▶ [Source information]
[Start of Attachment]

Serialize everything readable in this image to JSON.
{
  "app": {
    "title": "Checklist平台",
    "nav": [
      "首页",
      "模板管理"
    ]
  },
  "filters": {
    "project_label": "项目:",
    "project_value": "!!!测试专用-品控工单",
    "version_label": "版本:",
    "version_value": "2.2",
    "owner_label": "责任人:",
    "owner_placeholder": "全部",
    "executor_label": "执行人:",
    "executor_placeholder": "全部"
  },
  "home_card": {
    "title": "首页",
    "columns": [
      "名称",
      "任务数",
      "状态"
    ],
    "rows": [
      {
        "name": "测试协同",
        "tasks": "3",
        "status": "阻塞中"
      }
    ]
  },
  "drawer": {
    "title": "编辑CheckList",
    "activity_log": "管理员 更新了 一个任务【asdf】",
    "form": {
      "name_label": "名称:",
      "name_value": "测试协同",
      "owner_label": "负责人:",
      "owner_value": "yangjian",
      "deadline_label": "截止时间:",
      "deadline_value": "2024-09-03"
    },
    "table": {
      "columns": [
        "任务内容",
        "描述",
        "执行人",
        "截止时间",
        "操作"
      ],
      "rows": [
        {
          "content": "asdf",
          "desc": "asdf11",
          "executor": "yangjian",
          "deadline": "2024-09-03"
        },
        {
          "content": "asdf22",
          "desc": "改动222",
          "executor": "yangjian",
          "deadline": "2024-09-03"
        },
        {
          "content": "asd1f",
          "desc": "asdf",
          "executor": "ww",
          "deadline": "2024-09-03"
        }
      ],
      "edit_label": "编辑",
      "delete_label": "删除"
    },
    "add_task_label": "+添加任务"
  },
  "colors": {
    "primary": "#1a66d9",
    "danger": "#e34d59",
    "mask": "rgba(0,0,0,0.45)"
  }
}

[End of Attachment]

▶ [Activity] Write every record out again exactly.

▶ [Written answer]
Serialize everything readable in this image to JSON.
{
  "app": {
    "title": "Checklist平台",
    "nav": [
      "首页",
      "模板管理"
    ]
  },
  "filters": {
    "project_label": "项目:",
    "project_value": "!!!测试专用-品控工单",
    "version_label": "版本:",
    "version_value": "2.2",
    "owner_label": "责任人:",
    "owner_placeholder": "全部",
    "executor_label": "执行人:",
    "executor_placeholder": "全部"
  },
  "home_card": {
    "title": "首页",
    "columns": [
      "名称",
      "任务数",
      "状态"
    ],
    "rows": [
      {
        "name": "测试协同",
        "tasks": "3",
        "status": "阻塞中"
      }
    ]
  },
  "drawer": {
    "title": "编辑CheckList",
    "activity_log": "管理员 更新了 一个任务【asdf】",
    "form": {
      "name_label": "名称:",
      "name_value": "测试协同",
      "owner_label": "负责人:",
      "owner_value": "yangjian",
      "deadline_label": "截止时间:",
      "deadline_value": "2024-09-03"
    },
    "table": {
      "columns": [
        "任务内容",
        "描述",
        "执行人",
        "截止时间",
        "操作"
      ],
      "rows": [
        {
          "content": "asdf",
          "desc": "asdf11",
          "executor": "yangjian",
          "deadline": "2024-09-03"
        },
        {
          "content": "asdf22",
          "desc": "改动222",
          "executor": "yangjian",
          "deadline": "2024-09-03"
        },
        {
          "content": "asd1f",
          "desc": "asdf",
          "executor": "ww",
          "deadline": "2024-09-03"
        }
      ],
      "edit_label": "编辑",
      "delete_label": "删除"
    },
    "add_task_label": "+添加任务"
  },
  "colors": {
    "primary": "#1a66d9",
    "danger": "#e34d59",
    "mask": "rgba(0,0,0,0.45)"
  }
}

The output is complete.